Snakehead has been a passion project for director Evan Jackson Leong for over a decade. Snakehead is centered on two strong women, played by Jade Wu and Shuya Chang. Jade Wu plays Dai Mah, the matriarch of the criminal underworld in New York City Chinatown, and Shuya Chang’s Sister Tse, who Dai Mah takes under her wing. Both Dai Mah and Sister Tse are complex and layered roles that Wu and Chang bring to life on screen.
The Illuminerdi had the opportunity to speak with Snakehead’s Jade Wu and Shuya Chang who talked about why Sister Tse and Dai Mah are rare dream roles.
Shuya explained, “Where can you even get a role like this? When we read the script, I was blown away already. Because there’s two really strong female characters written in it. And that doesn’t happen often. Most of the time those type of roles are written for males, not for women. So, this made it very appetizing for me to want to, I actually was praying that I would get it. And it happened, so I guess that was good. It is just such a meaty character that I got to play.”
Jade Wu added, “It’s a dream character, these are both dream characters. I think for both of us, how often do you get roles offered to you like this. It is so rare, I have been doing this for fifty years and I have never played a lead in a film. Maybe one small indie film.

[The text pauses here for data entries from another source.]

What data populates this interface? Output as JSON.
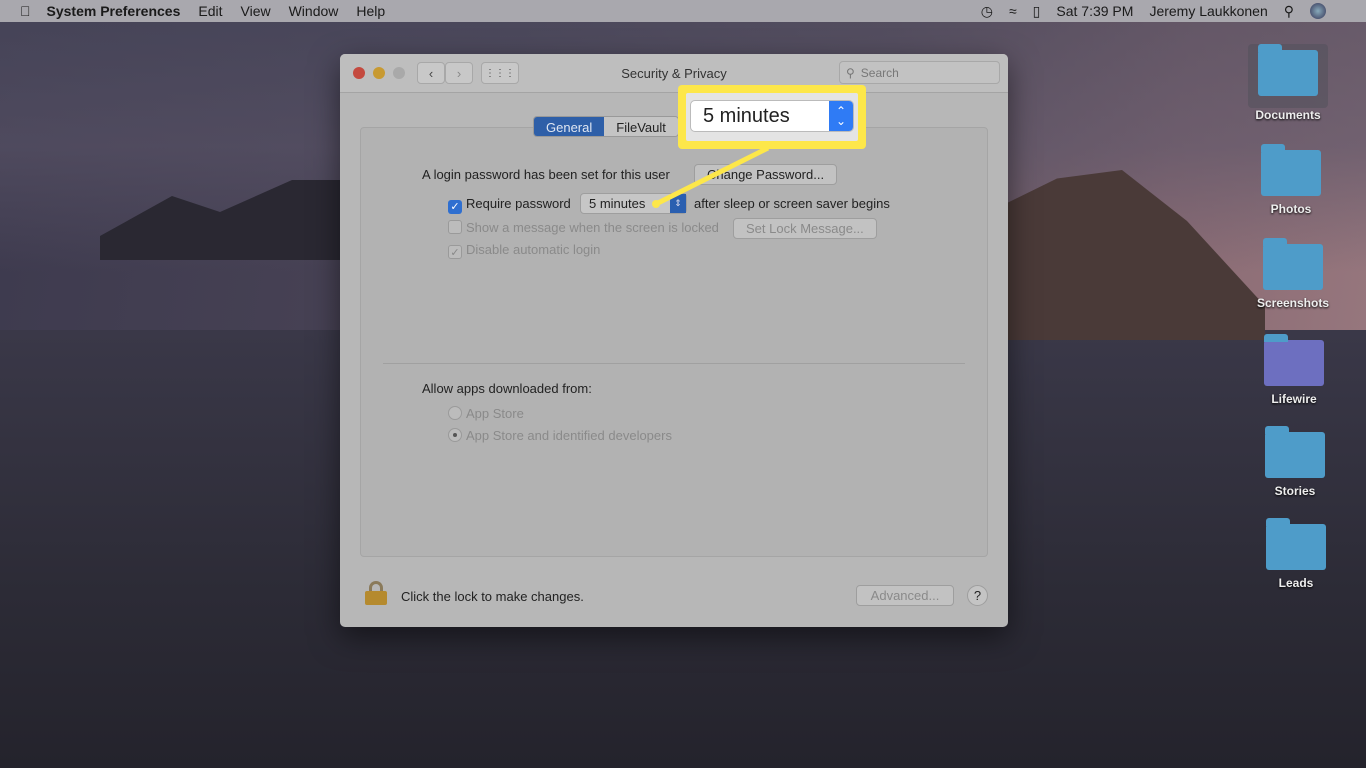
{
  "menubar": {
    "app": "System Preferences",
    "items": [
      "Edit",
      "View",
      "Window",
      "Help"
    ],
    "clock": "Sat 7:39 PM",
    "user": "Jeremy Laukkonen"
  },
  "window": {
    "title": "Security & Privacy",
    "search_placeholder": "Search",
    "tabs": [
      "General",
      "FileVault"
    ],
    "active_tab": "General",
    "login_text": "A login password has been set for this user",
    "change_password": "Change Password...",
    "require_password": {
      "label": "Require password",
      "checked": true,
      "value": "5 minutes",
      "suffix": "after sleep or screen saver begins"
    },
    "show_message": {
      "label": "Show a message when the screen is locked",
      "checked": false,
      "button": "Set Lock Message..."
    },
    "disable_login": {
      "label": "Disable automatic login",
      "checked": true
    },
    "allow_apps": {
      "label": "Allow apps downloaded from:",
      "options": [
        "App Store",
        "App Store and identified developers"
      ],
      "selected": "App Store and identified developers"
    },
    "lock_text": "Click the lock to make changes.",
    "advanced": "Advanced...",
    "help": "?"
  },
  "callout": {
    "value": "5 minutes",
    "color": "#fde74a"
  },
  "desktop": [
    "Documents",
    "Photos",
    "Screenshots",
    "Lifewire",
    "Stories",
    "Leads"
  ]
}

But it’s not often. I don’t think a studio is going to come to both of us, you know it’s not a superhero movie, so we are not going to be offered the lead. And I hate to say it, but we are also not Caucasian. And you don’t get these roles. So, of course we are both going to jump at it. And working with Shuya was such a joy. I think the chemistry between us, it just creates such a dynamic that is unusual to see on a screen.”
Shuya added, “It was very fun to be able to work with Jade. It is just such a meaty role for both of us. It was such a dream come true.”
JADE WU AND SHUYA CHANG TALK ABOUT WORKING WITH SNAKEHEAD DIRECTOR EVAN JACKSON LEONG
Jade Wu and Shuya Chang also talked about working with director Evan Jackson Leong. Jade Wu said, “Evan gave us creative liberty, so it was a joy.” They revealed that although he has been working on Snakehead for years, both writing and directing the film, he allowed them the creative freedom to explore the characters.
Shuya recalled, “We got to really concentrate and just be free with our thoughts and how we saw the characters. And again, Evan just let us be almost. And the characters just come through naturally.”
Jade elaborated, “He allowed us to sink our teeth into the characters. And you rarely have that with big studio films. It’s directed and they have a vision. But, Evan gave us that liberty to do that. To change last minute script lines and to cut lines, to add lines to make it better. So, it works as a family unit, and you work this as a passion project all the way through.”
Shuya Chang further elaborated on how Evan Jackson Leong initially wrote the script over a decade ago and how committed he was to making Snakehead. She revealed that Leong actually moved across the country to make Snakehead a reality.
“It is a passion project and we had really no budget for this movie. And obviously there was a pandemic in between, so that’s why it took a little longer. But originally Evan wrote the script about twelve years ago. He moved from the west coast to the east coast to actually make this dream of his happen, to make this vision happen. He really went into Chinatown and started to do the diligence about this movie and now he has a full film about it.”
Jade Wu explained how the pandemic delaying the film was actually unexpectedly “fortuitous.”” She further explained how the human smuggling in Snakehead may be focused on the Chinese community, but it is a problem rampant throughout the world.
“It’s the little engine that could and did. It’s really surprising, because so few indie films actually get distributed by Samuel Goldwyn and Roadside and Odin. And so, this is the film that is a passion project, and everyone had to be passionate about it to get it to where it is. And even with the pandemic, in a way that was fortuitous because it delayed the release of the film. Which was to our advantage because this topic is just so relevant in current day affairs. And it crosses the board of all ethnicities.
I mean, human traffic smuggling can happen in any community. Not just the Chinese community. This takes place in Chinatown, but it could be in Poland, it could be the Polish community, the Romanian community, South American, South African. So, it’s universal in that regard. And that is what makes this film so special.”
The passion that was put into Snakehead shines through on the screen not only from the cast, but the entire crew as well. Evan Jackson Leong has put years into this film and it is clear he is not the only one who put their whole heart into Snakehead. The excitement and thought that Jade Wu and Shuya Chang put into these roles make it clear why Snakehead is so important to them. Their chemistry as well as the layers and nuance that they put into the roles of Dai Mah and Sister Tse makes Snakehead stand out amongst the many other crime dramas.
Snakehead will be available in theaters and on digital October 29, 2021. Snakehead is written and directed by Evan Jackson Leong and stars Jade Wu, Shuya Chang, Sung Kang, Richie NG and Devon Diep. Are you going to watch Snakehead? Leave your thoughts in the comments below or on our social media.